Read Darrell Gunter’s (slightly older) piece at The Scholarly Kitchen. Great comment section, too.
On February 12th and 13th, after the official project promotion, the first transnational project meeting took place at the Faculty of Philosophy. Continue reading →
On February 12th, 2019, the FAST project was officially promoted within the International week on the Faculty of Philosophy: “Challenges in teaching and research in humanities and social sciences”. Continue reading →
First Transnational Meeting Agenda
Fostering Accessible Study Technologies (FAST):
Accessible Learning Management System In Humanities And Social Sciences
Faculty of Philosophy, University of Ss. Cyril and Methodius, Skopje
February 12th & 13th, 2019 Continue reading →
Today, the Macedonian team conducted the Focus Group with IT experts.
Eight professionals with various expertise and experiences shared their opinions regarding the creation of Learning Management Systems (LMS) in Higher Education. One of the largest challenges was to choose an adequate LMS which can be constructed and introduced in higher educational institutions in the area of humanities and social sciences. Continue reading →
The first intellectual output within the FAST project (December, 2018 – April, 2019) will result in the creation of a methodological framework for an accessible Learning Management System in Humanities and Social Sciences.
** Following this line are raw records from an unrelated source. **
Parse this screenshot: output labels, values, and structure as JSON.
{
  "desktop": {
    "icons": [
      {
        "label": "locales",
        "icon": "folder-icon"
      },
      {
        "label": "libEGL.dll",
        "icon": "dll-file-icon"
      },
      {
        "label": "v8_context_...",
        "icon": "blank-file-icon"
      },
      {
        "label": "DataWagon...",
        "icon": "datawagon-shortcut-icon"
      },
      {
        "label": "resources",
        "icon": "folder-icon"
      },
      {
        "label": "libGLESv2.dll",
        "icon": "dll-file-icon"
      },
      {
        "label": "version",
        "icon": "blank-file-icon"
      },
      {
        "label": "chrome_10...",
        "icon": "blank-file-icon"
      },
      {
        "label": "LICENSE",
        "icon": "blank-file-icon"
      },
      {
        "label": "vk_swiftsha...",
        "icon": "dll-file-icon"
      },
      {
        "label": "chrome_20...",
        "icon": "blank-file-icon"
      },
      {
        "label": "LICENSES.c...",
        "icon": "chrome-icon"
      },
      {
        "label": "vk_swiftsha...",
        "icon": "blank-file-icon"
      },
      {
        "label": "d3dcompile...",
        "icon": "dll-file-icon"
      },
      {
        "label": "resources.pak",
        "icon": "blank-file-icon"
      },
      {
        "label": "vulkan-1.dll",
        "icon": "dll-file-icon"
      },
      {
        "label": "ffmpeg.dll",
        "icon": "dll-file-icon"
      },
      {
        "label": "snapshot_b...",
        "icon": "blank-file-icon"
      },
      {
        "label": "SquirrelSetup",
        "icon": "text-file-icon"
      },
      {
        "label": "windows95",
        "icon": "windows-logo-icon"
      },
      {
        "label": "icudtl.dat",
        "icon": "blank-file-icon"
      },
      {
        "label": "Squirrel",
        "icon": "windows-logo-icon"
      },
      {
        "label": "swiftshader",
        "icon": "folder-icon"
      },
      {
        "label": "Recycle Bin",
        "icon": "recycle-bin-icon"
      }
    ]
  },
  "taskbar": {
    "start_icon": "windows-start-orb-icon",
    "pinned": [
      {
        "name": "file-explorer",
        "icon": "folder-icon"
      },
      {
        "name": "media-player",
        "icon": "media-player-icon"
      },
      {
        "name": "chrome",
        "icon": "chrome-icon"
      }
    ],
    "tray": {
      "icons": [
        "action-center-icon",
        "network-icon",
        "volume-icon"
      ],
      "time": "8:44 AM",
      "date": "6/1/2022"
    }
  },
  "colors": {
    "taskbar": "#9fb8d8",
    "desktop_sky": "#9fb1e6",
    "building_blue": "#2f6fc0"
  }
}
In order to generate such a framework, we needed to design the desk-top and field research. The research phase started in December – with the very start of the project – by defining the research instruments for the field and desk-top research. In order to have a triangulation of data sources we decided to conduct a combined research by using qualitative and quantitative methodologies. Continue reading →